Living from Minimum Wage

We know in the world of today, most households have two incomes to maintain the basic everyday needs. We all have worked jobs that paid bare minimum, gave crappy hours along with fatigue. Gilbert and Henslin divided the lower class into the Working Poor and the Underclass (Gilbert The American Class Structure 1998). The Working Poor’s employment is in the service and manual labor and the Underclass relies solely on government aid and has not participate in the workforce.

There are about 3 million workers in the United States that worked full time year round last year and still fell below the National poverty level. If everyone earns exactly the same amount of money, then the income distribution would be perfectly equal. If no one earns any money except for one person, who earns all of the money, then the income distribution would be perfectly unequal. Distribution is usually somewhere in the middle of perfectly equal or unequal. Some will argue that increasing the minimum will hurt the economy because it will cause companies the inability to create new positions.

If these entry level jobs are minimum wage to suit the teenagers of legal working age, then why are companies paying adult workers the same wage? The original policy objective of minimum wage legislation was to protect women and children, who were thought to be the most vulnerable and exploited groups of workers. Around the time of early minimum wage legislation, related legislation was also being implemented to protect workers from excessive long hours of work and poor working conditions.

The objectives of these legislations were meant to ensure that employment conditions met a set of minimum standards (Fortin, Lemieux 1998). Further the intended objectives of creating a minimum wage is to prevent the exploitation of workers by their employers, to stimulate a fair wage structure, to provide a minimum standard of living for low income workers and to help alleviate poverty, particularly amongst working families (Rutkowski, 2003). People that are going through minimum wage jobs need to have more than one job in order to pay for housing, food, and necessities.

Many of us has experienced the joy of two minimum wage jobs and somehow we still manage to play with our children and find a moments rest. We know that minimum wage jobs do not provide enough money for two months’ rent which is usually first month’s rent and deposit. We often find ourselves living where we can only afford simply stated by Ms. Ehrenreich, “As far as I can tell, the place isn’t a nest of drug dealers and prostitutes; these are just working people who don’t have enough capital to rent a normal apartment.

” in her story (World Views: Nickel and Dimed. p. 364). Even having multiple jobs are not enough to pay renting and the rest of the utility bills. Jobs have changed over the years. Jobs that used to pay an employee a suitable salary are cutting back on their employees’ paychecks due to economic problems. Minimum wage employers need to find a way to not overly push their workers to their limits and pay them adequately for well-earned money.

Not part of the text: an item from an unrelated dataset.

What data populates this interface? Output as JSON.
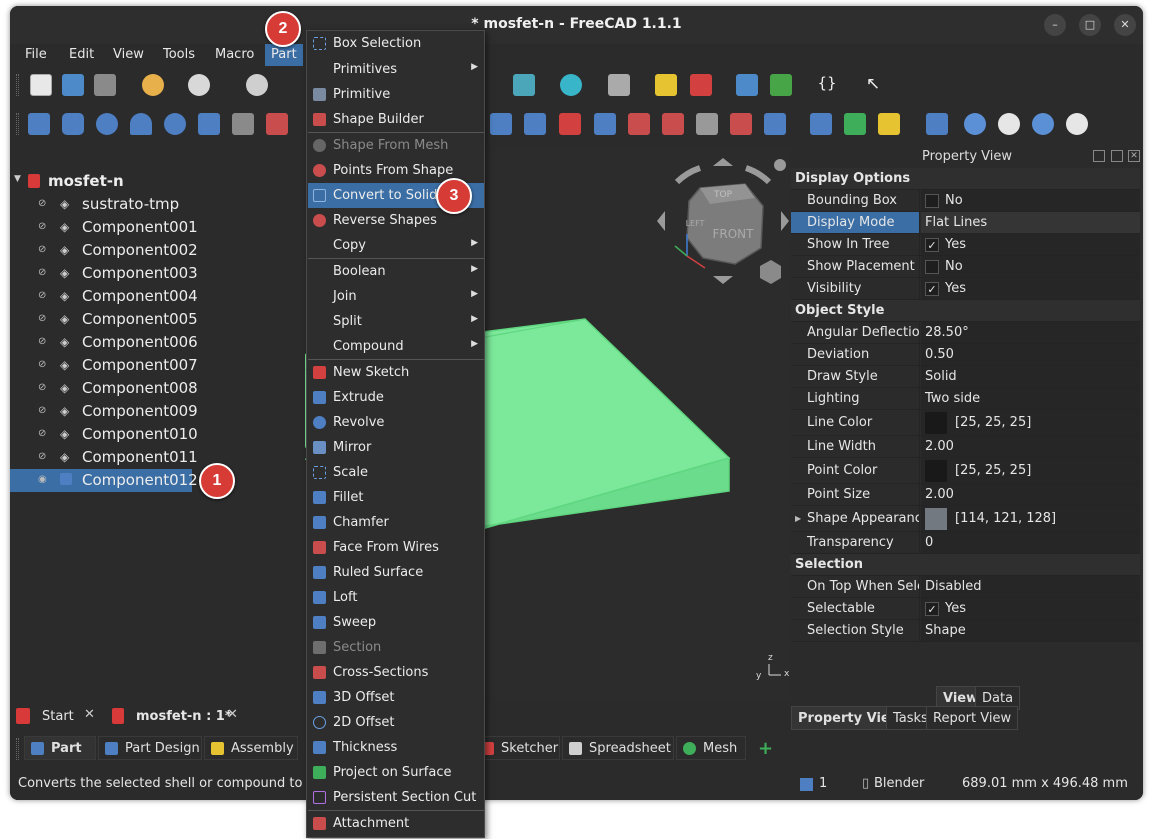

At one time I thought that working a 3rd shift at a convenience store was difficult but I was wrong.

I am currently working at a local retail store, where they claim to be a team player. I have learned very quickly how the retail system works. In my case I am crossed trained in many areas of the store, however I work in Logistics. I have a 40-hour workload compressed into an 18-hour week now. It is hard to get by because the hours aren’t enough or the pay is too low. You will noticed no matter how hard you work, how much you help your fellow co-workers, everyone else is getting lead positions.

There are many people that work with their company for years and yet they are still overlooked by the employer and a new candidate gets the new position. Is it that easy to settled or could we just get caught up with every day stresses of live? Most of America don’t accept minimum wage jobs because they want, we do it because we have to. Fortin. Lemieux. “Instutuional Changes and Rising Wage Inquality: Is There Linkage. ” Economics Perspectives (1998). “Nickel and Dimed. ” World Views. n. d. 359-370.